→ **TASK DIRECTIONS**
Would you please copy every line from the records that contains the word "Endpoints"?

Component data from apps and pages
----------------------------------------
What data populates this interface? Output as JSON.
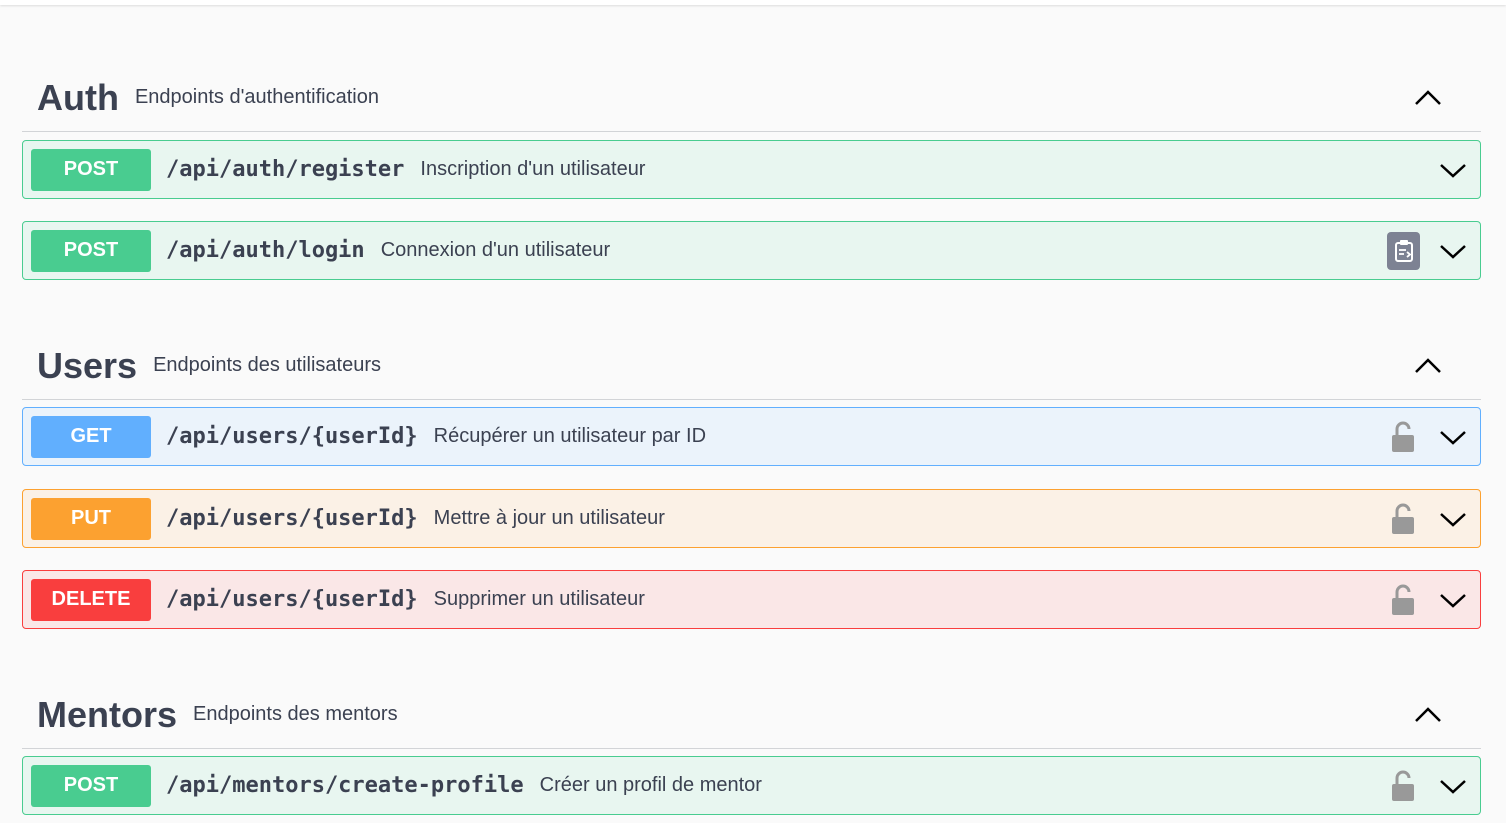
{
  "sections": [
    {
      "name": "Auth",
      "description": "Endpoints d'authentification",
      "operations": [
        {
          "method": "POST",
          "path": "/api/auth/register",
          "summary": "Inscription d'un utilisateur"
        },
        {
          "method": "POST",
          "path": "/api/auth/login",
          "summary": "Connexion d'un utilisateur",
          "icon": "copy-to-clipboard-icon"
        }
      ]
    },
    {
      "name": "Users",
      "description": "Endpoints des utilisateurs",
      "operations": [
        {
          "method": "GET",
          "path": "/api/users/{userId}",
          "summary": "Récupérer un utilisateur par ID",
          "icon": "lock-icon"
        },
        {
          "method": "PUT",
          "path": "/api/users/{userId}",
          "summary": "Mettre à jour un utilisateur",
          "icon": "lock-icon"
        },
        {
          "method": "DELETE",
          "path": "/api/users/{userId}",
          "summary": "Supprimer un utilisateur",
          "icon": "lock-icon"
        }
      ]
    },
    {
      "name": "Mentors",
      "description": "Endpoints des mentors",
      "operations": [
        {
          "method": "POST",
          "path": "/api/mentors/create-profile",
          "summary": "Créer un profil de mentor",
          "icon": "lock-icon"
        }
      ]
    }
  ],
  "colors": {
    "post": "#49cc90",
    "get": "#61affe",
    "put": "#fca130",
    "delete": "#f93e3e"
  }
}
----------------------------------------
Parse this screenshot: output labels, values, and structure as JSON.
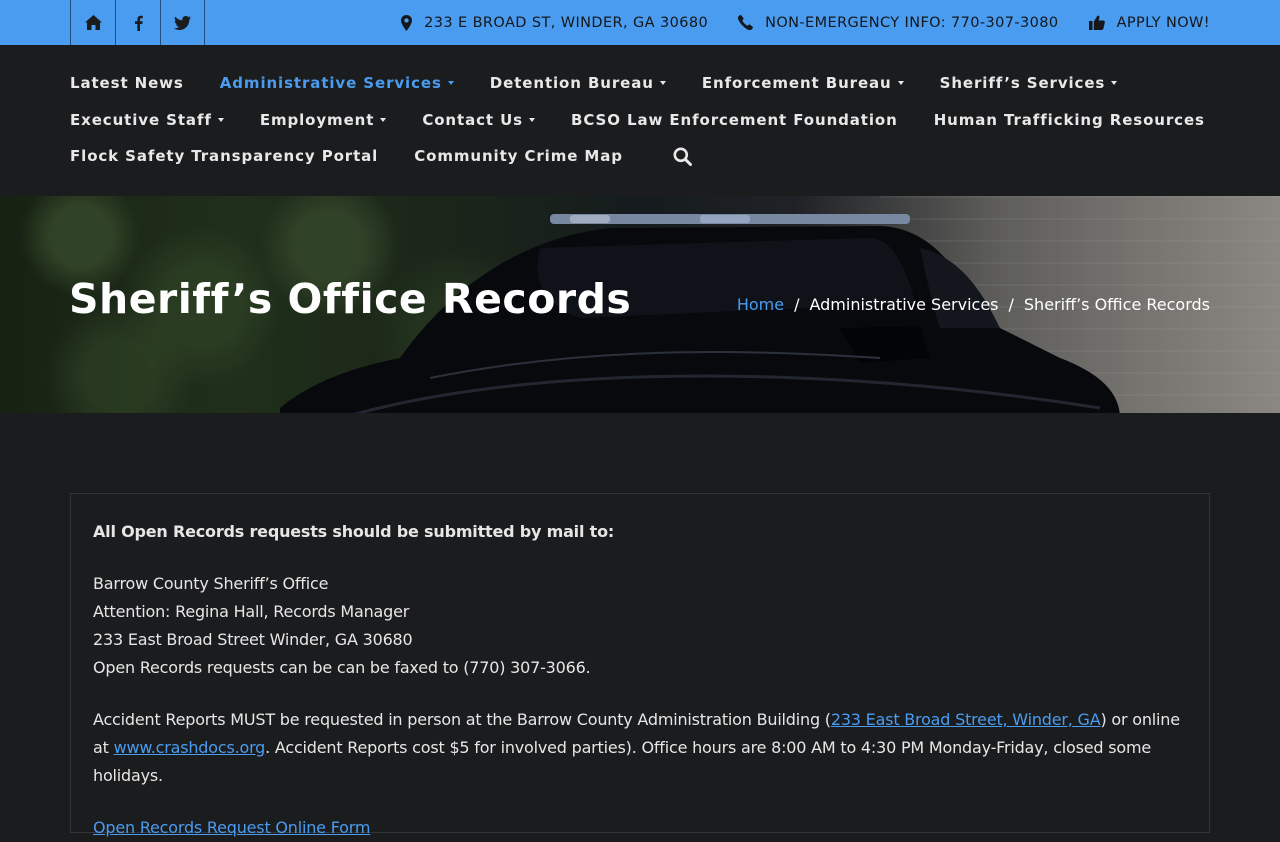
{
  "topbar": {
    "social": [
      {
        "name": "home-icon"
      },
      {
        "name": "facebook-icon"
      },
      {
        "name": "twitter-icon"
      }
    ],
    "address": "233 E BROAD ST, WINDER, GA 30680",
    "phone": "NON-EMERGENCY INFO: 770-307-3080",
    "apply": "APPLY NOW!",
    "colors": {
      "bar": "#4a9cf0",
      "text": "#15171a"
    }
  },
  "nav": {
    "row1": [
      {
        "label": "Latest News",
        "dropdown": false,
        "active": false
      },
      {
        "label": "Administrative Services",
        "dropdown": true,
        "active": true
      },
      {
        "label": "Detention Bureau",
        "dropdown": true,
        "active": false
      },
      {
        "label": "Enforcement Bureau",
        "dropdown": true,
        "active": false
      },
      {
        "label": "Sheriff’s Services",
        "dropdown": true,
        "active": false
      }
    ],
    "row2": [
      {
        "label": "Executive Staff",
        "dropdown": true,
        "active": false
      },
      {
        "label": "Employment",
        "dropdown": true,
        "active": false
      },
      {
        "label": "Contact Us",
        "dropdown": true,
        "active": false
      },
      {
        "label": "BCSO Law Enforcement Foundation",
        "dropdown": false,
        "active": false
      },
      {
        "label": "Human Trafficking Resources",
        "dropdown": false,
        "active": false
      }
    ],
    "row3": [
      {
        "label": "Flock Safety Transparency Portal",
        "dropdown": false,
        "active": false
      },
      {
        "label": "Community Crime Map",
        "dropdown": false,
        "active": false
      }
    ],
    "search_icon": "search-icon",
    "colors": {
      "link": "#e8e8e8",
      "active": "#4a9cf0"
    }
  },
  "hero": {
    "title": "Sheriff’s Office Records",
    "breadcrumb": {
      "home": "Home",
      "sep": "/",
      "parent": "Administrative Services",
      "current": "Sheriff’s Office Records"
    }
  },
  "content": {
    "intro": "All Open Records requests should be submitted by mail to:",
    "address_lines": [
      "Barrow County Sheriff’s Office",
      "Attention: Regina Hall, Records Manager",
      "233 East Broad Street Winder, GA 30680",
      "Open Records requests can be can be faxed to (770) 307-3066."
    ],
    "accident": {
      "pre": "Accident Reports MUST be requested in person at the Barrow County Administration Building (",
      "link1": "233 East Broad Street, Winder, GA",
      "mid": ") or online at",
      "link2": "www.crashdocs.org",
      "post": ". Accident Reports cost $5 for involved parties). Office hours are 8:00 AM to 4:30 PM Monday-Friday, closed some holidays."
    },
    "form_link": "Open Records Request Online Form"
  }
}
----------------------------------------
→ **ANSWER SECTION**
      "description": "Endpoints d'authentification",
      "description": "Endpoints des utilisateurs",
      "description": "Endpoints des mentors",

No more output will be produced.